What is the most distinctive feature of human nature? Does human nature play any significant role in explaining ethical objectivity? How do we arrive at moral judgments? What is the relationship between moral judgments and moral motivation? In answering these questions, this book defends a naturalist, realist and internalist theory of the foundations of ethics. This theory, grounded on a particular concept of humanity, combines insights from Mencius and David Hume. The views of each show how important features left underdeveloped by the other can be supplemented and refined. The unified theory that results is a robust contender among current ethical theories. This illuminating book, relating Chinese and Western philosophical traditions, presents a unique account of the unity of the virtues in Mencius, breaks new ground in Hume studies through its discussion of the concept of sympathy in Hume's theory, and brings combined insights to bear on contemporary analytical theories of ethics.
Table of Contents

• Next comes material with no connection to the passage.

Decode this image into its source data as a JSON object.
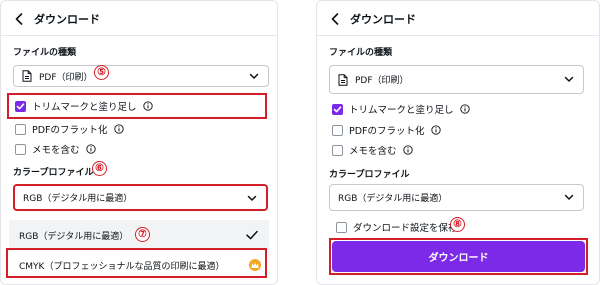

Contents: Introduction; Sympathy, humanity and moral sentiment; Humanity, nature, and the unity of the virtues; Experience, sensibility, and moral objectivity; Reason, morality, and moral epistemology; Motivation, judgement, and Mencian internalism; Appendix: Aristotle on actuality and potentiality; Bibliography; Index.
'... Liu's book is a high-quality, analytic piece in comparative studies and ethics. It is clear, well argued, and original... It should be warmly welcomed and well received by both specialists and advanced students in comparative studies or ethics.' Dao: A Journal of Comparative Philosophy